Web page and app entries:
•••

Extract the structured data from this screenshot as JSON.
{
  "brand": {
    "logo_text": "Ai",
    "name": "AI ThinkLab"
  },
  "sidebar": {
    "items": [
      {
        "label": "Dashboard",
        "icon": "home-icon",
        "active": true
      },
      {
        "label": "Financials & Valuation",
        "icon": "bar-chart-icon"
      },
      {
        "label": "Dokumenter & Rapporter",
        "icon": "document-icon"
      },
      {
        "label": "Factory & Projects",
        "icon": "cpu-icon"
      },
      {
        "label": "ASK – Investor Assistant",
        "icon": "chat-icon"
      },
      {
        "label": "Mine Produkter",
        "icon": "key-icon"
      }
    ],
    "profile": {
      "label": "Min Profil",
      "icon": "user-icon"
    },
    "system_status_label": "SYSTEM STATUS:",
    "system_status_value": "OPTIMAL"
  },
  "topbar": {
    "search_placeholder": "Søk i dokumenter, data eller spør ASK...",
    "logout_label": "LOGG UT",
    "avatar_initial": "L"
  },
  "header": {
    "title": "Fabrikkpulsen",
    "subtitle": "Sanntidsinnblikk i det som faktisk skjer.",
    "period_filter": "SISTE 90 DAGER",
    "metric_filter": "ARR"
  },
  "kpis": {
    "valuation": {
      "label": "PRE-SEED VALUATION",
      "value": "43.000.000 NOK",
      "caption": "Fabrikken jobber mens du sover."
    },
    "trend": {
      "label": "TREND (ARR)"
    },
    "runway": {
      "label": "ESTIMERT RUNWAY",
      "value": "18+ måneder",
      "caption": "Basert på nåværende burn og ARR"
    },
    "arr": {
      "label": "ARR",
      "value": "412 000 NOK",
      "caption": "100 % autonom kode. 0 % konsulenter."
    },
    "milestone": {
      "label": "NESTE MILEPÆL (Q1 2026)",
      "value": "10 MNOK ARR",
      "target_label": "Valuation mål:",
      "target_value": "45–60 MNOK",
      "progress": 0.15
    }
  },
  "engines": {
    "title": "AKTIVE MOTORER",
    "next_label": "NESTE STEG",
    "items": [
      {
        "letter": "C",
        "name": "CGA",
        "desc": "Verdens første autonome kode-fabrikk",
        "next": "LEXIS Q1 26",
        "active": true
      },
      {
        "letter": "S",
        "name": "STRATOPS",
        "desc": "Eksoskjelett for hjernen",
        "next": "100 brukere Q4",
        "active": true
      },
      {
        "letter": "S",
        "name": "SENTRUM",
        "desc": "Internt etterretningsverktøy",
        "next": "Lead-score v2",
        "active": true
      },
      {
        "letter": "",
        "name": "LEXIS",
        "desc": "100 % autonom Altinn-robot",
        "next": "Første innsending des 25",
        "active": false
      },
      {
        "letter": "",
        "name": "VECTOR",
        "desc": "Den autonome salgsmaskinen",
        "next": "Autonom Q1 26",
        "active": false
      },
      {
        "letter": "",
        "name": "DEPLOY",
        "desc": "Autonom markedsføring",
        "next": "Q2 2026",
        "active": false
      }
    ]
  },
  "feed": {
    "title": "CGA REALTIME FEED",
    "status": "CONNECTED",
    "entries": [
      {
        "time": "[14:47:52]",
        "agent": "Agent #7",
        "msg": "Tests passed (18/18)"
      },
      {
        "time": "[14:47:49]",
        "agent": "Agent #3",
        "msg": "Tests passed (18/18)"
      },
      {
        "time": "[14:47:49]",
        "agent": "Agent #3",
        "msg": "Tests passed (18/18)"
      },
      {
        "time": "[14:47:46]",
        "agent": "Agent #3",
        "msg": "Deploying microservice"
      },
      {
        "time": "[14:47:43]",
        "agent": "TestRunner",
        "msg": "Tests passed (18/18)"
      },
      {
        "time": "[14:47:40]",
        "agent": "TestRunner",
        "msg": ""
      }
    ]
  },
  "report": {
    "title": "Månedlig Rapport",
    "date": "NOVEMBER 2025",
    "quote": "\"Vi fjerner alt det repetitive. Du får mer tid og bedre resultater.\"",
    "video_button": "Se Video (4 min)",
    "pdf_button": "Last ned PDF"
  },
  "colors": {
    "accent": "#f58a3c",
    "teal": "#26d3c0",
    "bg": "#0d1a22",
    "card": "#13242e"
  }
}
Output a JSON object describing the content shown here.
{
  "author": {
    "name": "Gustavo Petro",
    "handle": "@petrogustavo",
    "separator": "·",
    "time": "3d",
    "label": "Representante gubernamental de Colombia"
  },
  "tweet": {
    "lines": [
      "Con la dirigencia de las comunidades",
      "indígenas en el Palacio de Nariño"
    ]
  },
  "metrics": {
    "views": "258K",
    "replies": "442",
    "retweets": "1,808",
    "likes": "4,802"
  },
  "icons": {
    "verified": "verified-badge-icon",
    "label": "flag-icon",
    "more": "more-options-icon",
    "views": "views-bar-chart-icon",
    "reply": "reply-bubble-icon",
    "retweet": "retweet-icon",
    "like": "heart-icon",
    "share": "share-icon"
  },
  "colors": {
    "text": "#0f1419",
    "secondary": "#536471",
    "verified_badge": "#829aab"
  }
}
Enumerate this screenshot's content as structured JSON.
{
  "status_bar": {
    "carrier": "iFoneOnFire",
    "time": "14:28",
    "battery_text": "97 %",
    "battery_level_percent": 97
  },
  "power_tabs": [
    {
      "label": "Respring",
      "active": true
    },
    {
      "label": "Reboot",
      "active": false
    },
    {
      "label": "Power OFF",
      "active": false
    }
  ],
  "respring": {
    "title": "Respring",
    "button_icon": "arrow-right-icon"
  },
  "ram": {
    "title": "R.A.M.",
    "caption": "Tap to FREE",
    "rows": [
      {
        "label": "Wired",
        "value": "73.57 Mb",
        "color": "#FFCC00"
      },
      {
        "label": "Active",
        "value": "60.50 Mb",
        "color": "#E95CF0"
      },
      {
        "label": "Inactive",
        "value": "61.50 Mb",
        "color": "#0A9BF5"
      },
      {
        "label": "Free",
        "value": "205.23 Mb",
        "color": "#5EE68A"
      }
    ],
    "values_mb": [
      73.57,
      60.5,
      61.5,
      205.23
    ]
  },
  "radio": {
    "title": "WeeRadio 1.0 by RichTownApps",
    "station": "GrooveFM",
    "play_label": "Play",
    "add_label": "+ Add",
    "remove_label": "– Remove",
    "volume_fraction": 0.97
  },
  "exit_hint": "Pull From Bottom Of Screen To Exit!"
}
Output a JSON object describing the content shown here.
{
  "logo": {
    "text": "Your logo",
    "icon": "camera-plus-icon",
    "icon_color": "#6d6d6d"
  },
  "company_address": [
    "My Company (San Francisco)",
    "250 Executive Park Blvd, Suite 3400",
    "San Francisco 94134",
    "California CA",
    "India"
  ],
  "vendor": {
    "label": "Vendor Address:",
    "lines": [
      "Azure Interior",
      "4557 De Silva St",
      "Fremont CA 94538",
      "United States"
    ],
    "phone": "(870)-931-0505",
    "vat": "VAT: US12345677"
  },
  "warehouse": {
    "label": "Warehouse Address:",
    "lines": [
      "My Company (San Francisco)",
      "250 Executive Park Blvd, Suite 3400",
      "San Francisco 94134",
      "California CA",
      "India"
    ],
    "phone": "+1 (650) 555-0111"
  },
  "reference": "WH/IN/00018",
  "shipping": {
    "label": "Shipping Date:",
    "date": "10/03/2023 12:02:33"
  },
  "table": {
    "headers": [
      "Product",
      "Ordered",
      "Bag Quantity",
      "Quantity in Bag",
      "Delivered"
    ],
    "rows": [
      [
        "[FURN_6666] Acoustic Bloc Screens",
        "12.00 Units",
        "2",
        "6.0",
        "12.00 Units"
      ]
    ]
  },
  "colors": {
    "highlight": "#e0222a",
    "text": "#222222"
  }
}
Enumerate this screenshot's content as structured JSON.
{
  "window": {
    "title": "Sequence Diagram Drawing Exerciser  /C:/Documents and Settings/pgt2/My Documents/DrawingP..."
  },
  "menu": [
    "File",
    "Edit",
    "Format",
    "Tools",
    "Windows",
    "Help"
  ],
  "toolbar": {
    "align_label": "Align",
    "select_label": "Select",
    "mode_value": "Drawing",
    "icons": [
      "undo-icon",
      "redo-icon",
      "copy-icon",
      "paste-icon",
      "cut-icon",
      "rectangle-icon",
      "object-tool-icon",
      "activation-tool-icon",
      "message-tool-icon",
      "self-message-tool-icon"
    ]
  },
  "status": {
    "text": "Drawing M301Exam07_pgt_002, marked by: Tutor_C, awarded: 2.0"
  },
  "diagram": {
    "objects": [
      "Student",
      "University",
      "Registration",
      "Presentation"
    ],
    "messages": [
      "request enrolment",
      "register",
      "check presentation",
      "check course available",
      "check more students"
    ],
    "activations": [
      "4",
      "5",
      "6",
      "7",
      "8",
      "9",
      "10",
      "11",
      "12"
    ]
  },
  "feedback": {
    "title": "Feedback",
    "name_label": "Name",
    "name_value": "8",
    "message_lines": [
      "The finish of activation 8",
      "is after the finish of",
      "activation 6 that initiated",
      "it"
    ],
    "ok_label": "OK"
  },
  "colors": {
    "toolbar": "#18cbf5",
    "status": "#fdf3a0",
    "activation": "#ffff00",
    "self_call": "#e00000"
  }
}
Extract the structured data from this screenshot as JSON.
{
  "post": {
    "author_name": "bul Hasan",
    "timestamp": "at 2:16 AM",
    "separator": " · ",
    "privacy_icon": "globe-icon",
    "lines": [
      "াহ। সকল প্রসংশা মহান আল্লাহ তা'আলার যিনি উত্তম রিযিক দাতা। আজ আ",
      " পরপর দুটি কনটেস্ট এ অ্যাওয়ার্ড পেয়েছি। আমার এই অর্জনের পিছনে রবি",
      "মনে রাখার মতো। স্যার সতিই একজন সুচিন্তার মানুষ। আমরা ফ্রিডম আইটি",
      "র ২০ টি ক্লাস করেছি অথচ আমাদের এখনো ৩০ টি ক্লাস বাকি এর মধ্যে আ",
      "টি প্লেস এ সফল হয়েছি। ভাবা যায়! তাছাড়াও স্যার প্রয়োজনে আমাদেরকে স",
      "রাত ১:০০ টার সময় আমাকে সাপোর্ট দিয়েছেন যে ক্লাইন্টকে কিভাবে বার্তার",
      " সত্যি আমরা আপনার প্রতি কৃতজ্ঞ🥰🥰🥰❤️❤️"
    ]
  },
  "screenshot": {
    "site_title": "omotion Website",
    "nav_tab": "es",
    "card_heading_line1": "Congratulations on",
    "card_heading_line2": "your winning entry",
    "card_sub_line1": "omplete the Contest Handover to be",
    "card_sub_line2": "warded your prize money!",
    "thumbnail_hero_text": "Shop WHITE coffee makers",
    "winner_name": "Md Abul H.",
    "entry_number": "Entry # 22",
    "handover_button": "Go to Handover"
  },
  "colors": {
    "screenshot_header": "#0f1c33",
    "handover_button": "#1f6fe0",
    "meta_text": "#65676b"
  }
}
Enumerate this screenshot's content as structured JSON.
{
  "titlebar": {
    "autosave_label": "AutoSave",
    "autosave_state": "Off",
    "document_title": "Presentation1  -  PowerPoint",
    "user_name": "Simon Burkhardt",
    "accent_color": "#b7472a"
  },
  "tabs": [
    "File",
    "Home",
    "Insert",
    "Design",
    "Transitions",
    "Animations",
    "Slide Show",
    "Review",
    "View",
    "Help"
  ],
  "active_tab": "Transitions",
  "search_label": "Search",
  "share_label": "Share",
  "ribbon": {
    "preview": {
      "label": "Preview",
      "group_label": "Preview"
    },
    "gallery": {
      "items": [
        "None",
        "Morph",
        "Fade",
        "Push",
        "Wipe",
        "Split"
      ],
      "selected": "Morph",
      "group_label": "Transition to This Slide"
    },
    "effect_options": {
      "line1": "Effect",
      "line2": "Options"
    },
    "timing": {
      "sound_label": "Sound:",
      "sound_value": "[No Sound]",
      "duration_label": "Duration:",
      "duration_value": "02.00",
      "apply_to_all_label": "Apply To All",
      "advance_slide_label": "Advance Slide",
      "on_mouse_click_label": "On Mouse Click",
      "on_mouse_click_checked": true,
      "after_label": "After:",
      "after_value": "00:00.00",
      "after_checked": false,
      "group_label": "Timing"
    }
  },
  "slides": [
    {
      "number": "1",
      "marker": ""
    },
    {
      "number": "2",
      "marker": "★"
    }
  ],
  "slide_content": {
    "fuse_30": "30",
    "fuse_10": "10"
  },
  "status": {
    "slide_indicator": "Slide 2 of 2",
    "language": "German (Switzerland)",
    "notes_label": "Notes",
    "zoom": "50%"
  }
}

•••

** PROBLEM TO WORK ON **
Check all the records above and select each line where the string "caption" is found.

** ANSWER TO THIS PROBLEM **
      "caption": "Fabrikken jobber mens du sover."
      "caption": "Basert på nåværende burn og ARR"
      "caption": "100 % autonom kode. 0 % konsulenter."
    "caption": "Tap to FREE",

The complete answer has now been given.